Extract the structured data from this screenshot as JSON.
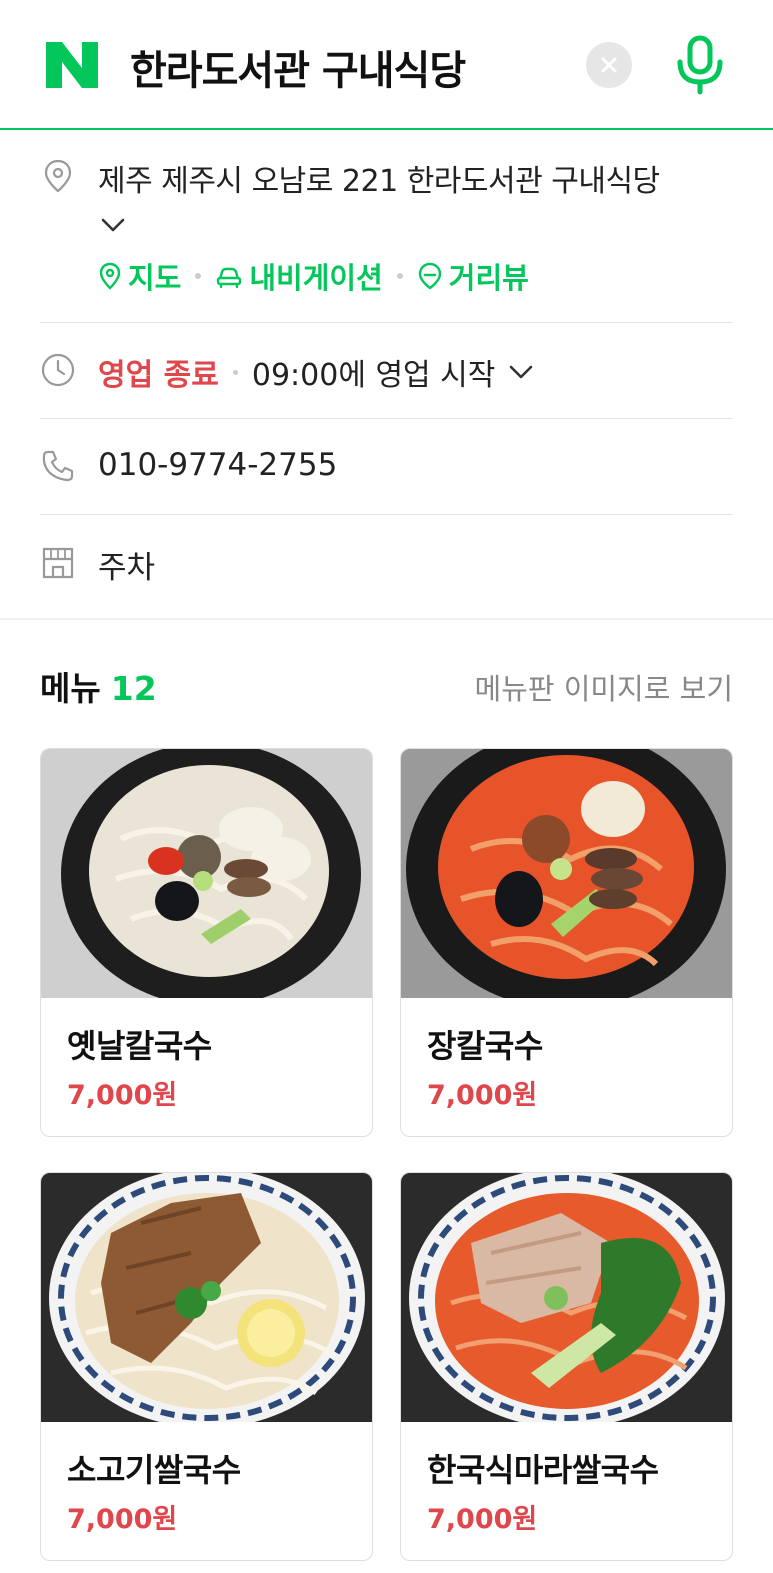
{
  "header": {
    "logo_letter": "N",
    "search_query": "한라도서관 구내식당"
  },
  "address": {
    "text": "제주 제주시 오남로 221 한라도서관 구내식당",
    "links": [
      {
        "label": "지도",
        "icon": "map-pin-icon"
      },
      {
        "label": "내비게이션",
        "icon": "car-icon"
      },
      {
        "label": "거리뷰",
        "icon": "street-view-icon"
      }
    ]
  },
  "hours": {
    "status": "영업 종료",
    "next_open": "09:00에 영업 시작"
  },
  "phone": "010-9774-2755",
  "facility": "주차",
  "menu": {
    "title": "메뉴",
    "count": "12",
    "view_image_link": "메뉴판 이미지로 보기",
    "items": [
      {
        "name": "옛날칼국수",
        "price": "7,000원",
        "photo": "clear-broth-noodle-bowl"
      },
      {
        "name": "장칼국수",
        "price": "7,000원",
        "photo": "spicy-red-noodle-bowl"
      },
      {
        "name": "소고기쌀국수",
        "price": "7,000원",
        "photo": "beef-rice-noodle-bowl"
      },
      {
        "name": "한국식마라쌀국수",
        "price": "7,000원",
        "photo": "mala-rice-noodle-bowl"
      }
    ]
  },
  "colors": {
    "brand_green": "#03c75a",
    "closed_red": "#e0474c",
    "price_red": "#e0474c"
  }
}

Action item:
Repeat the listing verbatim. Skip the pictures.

Answer area:
Extract the structured data from this screenshot as JSON.
{
  "header": {
    "logo_letter": "N",
    "search_query": "한라도서관 구내식당"
  },
  "address": {
    "text": "제주 제주시 오남로 221 한라도서관 구내식당",
    "links": [
      {
        "label": "지도",
        "icon": "map-pin-icon"
      },
      {
        "label": "내비게이션",
        "icon": "car-icon"
      },
      {
        "label": "거리뷰",
        "icon": "street-view-icon"
      }
    ]
  },
  "hours": {
    "status": "영업 종료",
    "next_open": "09:00에 영업 시작"
  },
  "phone": "010-9774-2755",
  "facility": "주차",
  "menu": {
    "title": "메뉴",
    "count": "12",
    "view_image_link": "메뉴판 이미지로 보기",
    "items": [
      {
        "name": "옛날칼국수",
        "price": "7,000원",
        "photo": "clear-broth-noodle-bowl"
      },
      {
        "name": "장칼국수",
        "price": "7,000원",
        "photo": "spicy-red-noodle-bowl"
      },
      {
        "name": "소고기쌀국수",
        "price": "7,000원",
        "photo": "beef-rice-noodle-bowl"
      },
      {
        "name": "한국식마라쌀국수",
        "price": "7,000원",
        "photo": "mala-rice-noodle-bowl"
      }
    ]
  },
  "colors": {
    "brand_green": "#03c75a",
    "closed_red": "#e0474c",
    "price_red": "#e0474c"
  }
}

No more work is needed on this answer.